Writing can, in fact, be physically painful. I've heard many friends say this. But 99% of physical pain goes away when get to where you're trying to go. Sometimes you just have to level up to get there.

Monday, September 08, 2014

Driver's Test: Passed!

When you've lived in Manhattan for 15 years, the last thing you think about on a daily basis is your driver's license. If you have an out-of-state license -- mine was from California -- and you let it expire for over a year, you have to take the written, classroom and road tests all over again. More fun? You can't take a road test in Manhattan. There are locations in Brooklyn and Queens, but those appointments are always taken.

I managed to get a road test in White Plains. I still had to take lessons through a driving school and use their car for the test. Another fun fact: you can't rent a car to take a driver's test, at least not in New York state. All this takes time and money, so it's best to pass it on the first try.

Which I did, despite my horrible parallel parking. (I quite literally learned how to on Saturday.) Now I tell anyone who will listen: never let your out-of-state license expire in New York. Consider me cautionary tale.

The next batch of fun = a motorcycle license. I've never really loved driving, but I love bikes and I loved the motorcycle intro class I took back in June. If I can pass a motorcycle road test by the end of the fall, I will truly have arrived.

Monday, September 01, 2014

Work As Meaningful Distraction

This year in particular, I've been reading a lot of Alain de Botton, and have become a bit of a superfan, if one can be a superfan of a modern philosopher. In fact, that last sentence may be one of the nerdiest I've ever written. (But serisouly, start with On Love and How Proust Can Change Your Life, and then let's talk.)

I came across this quick video about finding meaning in the daily grind of work. Creating order amid chaos is an important aspect of life, and I like the way he puts it into perspective.

Tuesday, August 26, 2014

What Does Completion Look Like?

I'm a huge Marie Forleo fan and her video today is one that all creative people need to check out. Anyone who embarks on any creative endeavor, be it writing or art or even quilting -- probably starts at least 10 projects for every one that they finish. This can be disconcerting and may make you feel like a quitter for not finishing what you start.

Her video today looks deeper into the non-completion component of creativity, and why it's good for you. Her best advice is to always ask yourself, What does completion look like? This can be interpreted for both the long and short term of any project, and, at least for me, seems like a good way to set framework for daily goals.

Saturday, August 23, 2014

Empty August

August feels like molasses. Everyone seems to be on vacation and I feel like no serious decisions or work will get done until after Labor Day. Still, I muddle along with a few projects, patiently waiting for calls to be returned and emails to be replied.
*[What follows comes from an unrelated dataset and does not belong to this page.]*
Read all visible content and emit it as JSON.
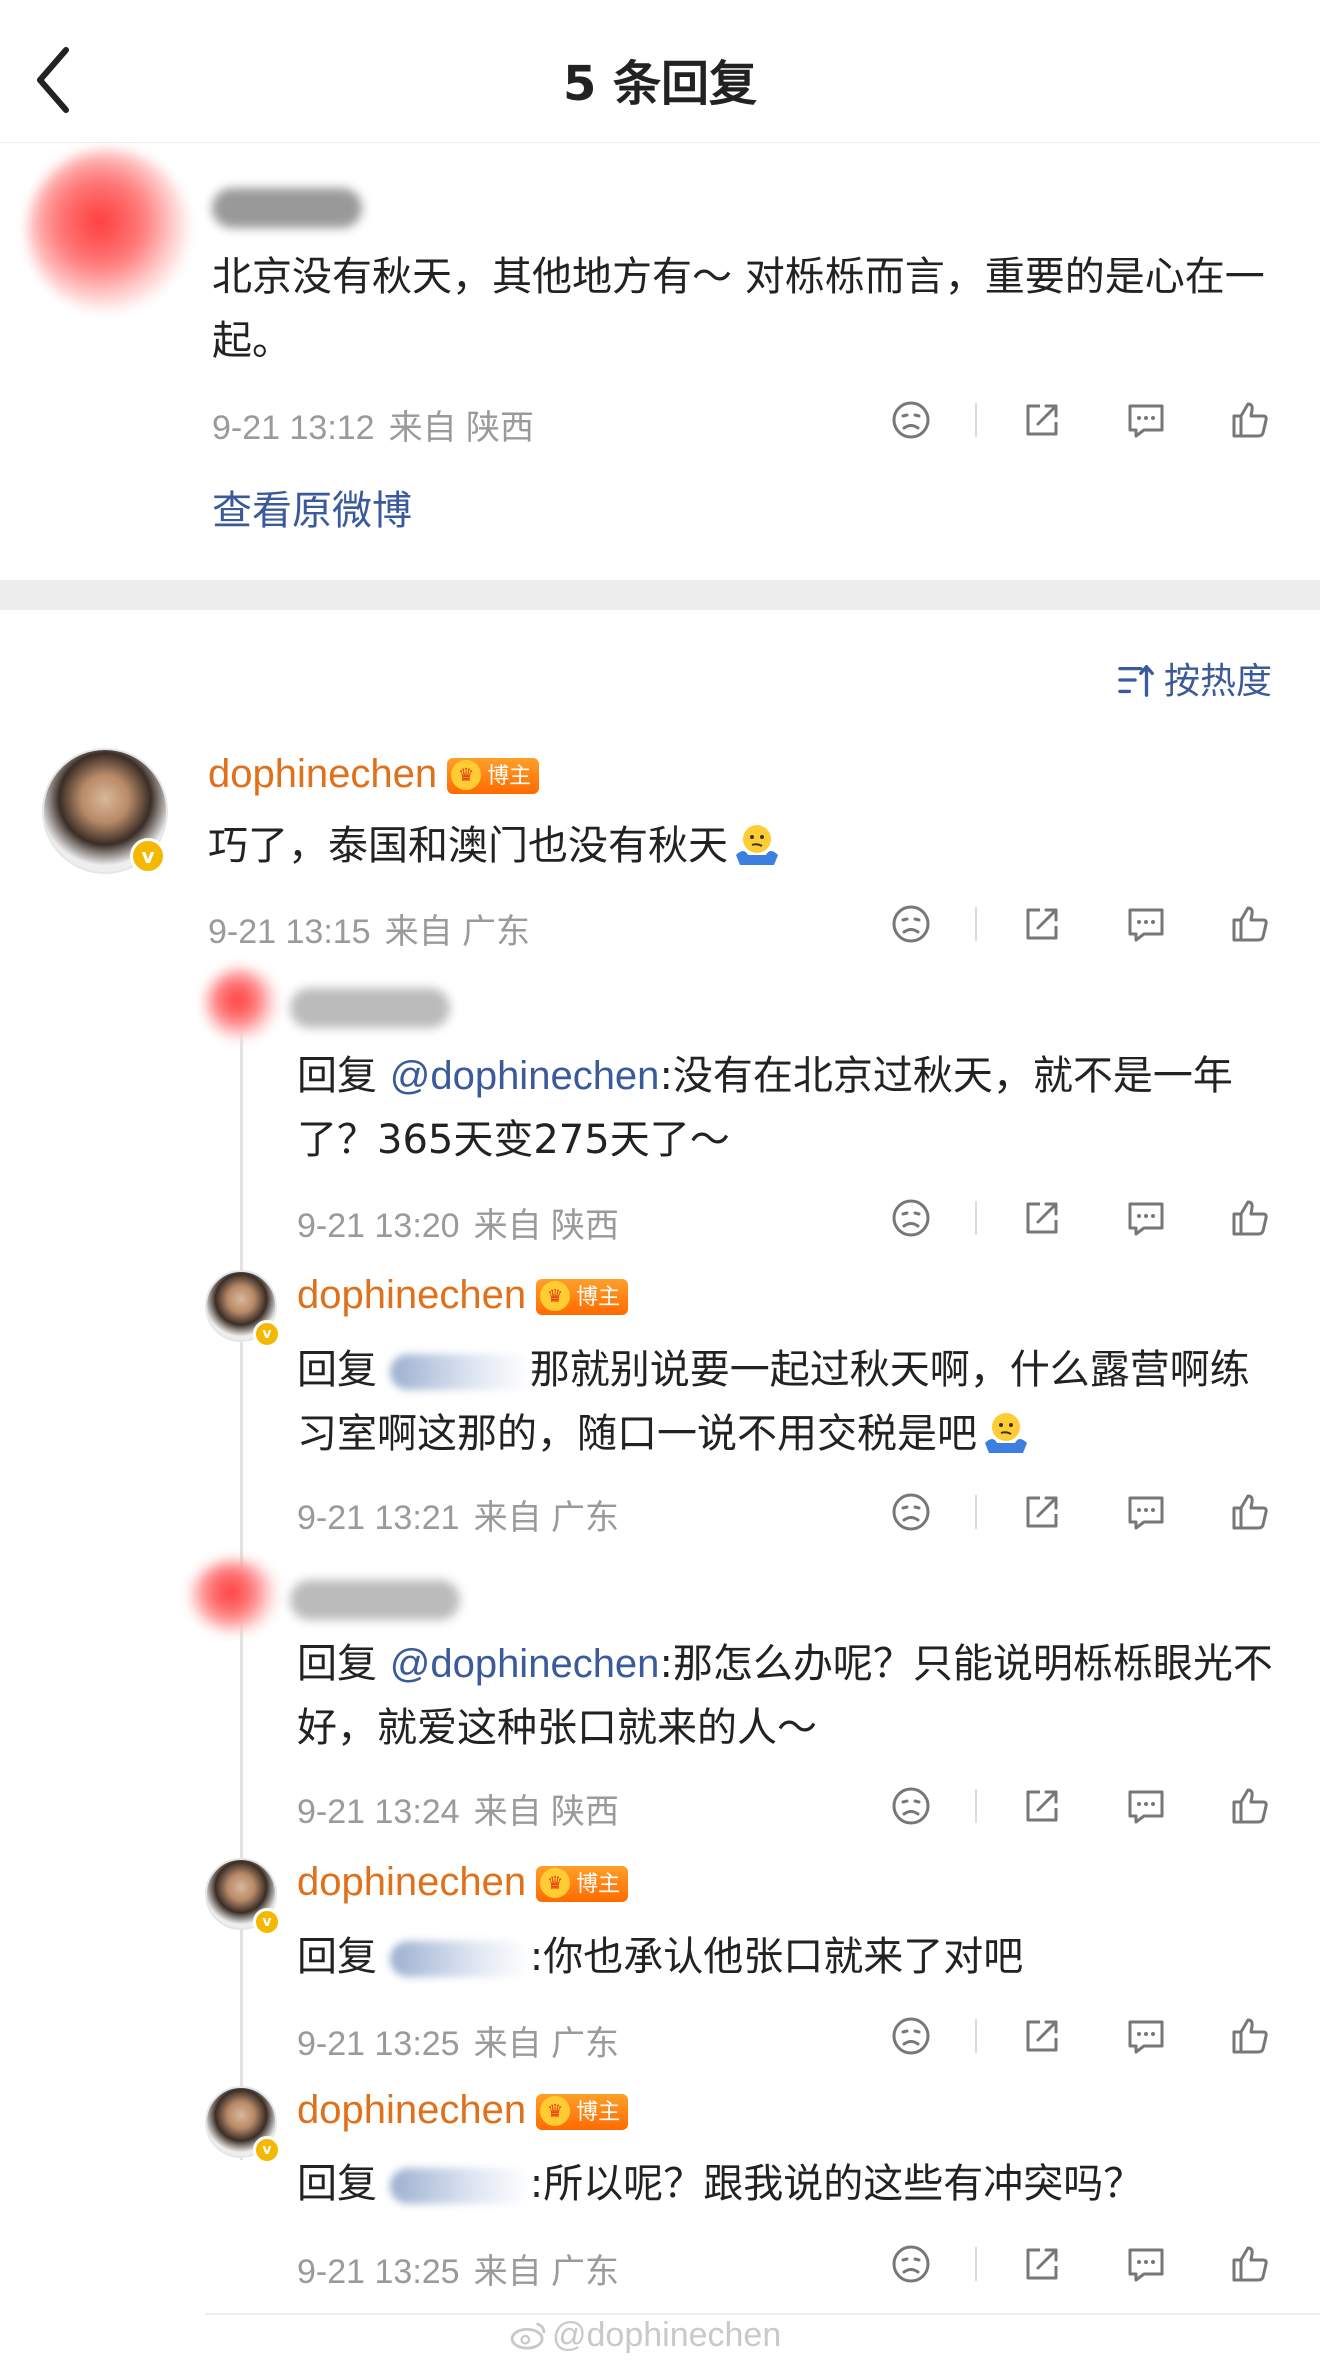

This week, the theme of failure has strangely been popping up on my screen a lot. I'm not quite sure why, since things have been going pretty well over here on Planet Pauline. Failure is probably 80% of the life of any writer, and I love any new insight about it. By nature I tend to be a bit of a battering ram until I get an end result, but maybe there is a way to be a more gentle battering ram.

1. First, Jennifer Armstrong wrote a lovely blog post about what daily life is like when you are writing a book.
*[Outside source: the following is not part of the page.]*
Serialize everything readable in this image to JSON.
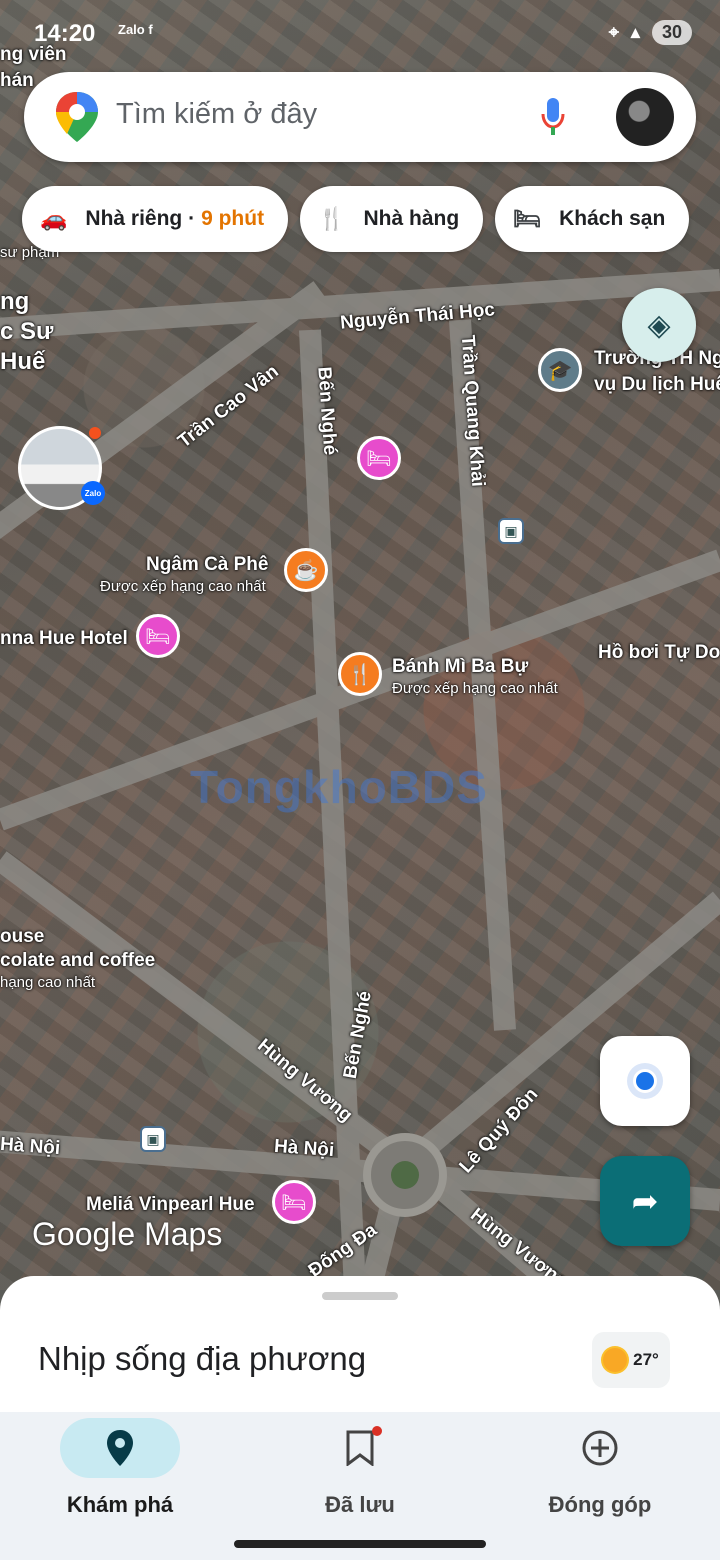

2. The New York Times ran a column about how failure is writing's constant companion.

3. Time had a piece about how failure is key to success for women.

4. And then there is this video from Marie Forleo, about how failure is just a stop on the way to success.